Your instructions →
Your answer must be an exact copy of the listing below.
*** Opening of Dataset extract ***
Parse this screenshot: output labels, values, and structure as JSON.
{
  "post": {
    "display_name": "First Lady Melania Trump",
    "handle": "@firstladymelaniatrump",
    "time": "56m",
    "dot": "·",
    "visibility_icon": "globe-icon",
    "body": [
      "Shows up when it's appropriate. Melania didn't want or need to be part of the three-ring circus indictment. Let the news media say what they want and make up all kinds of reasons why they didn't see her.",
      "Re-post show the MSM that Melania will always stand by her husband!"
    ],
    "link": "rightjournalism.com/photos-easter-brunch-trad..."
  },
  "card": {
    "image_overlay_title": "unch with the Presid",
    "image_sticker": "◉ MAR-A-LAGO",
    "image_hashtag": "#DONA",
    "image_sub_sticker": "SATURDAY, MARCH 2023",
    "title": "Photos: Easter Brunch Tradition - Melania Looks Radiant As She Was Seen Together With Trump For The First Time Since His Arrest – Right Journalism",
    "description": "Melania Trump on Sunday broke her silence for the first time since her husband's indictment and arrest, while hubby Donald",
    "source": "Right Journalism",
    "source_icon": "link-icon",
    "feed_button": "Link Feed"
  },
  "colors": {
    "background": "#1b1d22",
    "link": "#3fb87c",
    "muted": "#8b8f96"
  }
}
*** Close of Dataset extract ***
Output of the task →
Parse this screenshot: output labels, values, and structure as JSON.
{
  "post": {
    "display_name": "First Lady Melania Trump",
    "handle": "@firstladymelaniatrump",
    "time": "56m",
    "dot": "·",
    "visibility_icon": "globe-icon",
    "body": [
      "Shows up when it's appropriate. Melania didn't want or need to be part of the three-ring circus indictment. Let the news media say what they want and make up all kinds of reasons why they didn't see her.",
      "Re-post show the MSM that Melania will always stand by her husband!"
    ],
    "link": "rightjournalism.com/photos-easter-brunch-trad..."
  },
  "card": {
    "image_overlay_title": "unch with the Presid",
    "image_sticker": "◉ MAR-A-LAGO",
    "image_hashtag": "#DONA",
    "image_sub_sticker": "SATURDAY, MARCH 2023",
    "title": "Photos: Easter Brunch Tradition - Melania Looks Radiant As She Was Seen Together With Trump For The First Time Since His Arrest – Right Journalism",
    "description": "Melania Trump on Sunday broke her silence for the first time since her husband's indictment and arrest, while hubby Donald",
    "source": "Right Journalism",
    "source_icon": "link-icon",
    "feed_button": "Link Feed"
  },
  "colors": {
    "background": "#1b1d22",
    "link": "#3fb87c",
    "muted": "#8b8f96"
  }
}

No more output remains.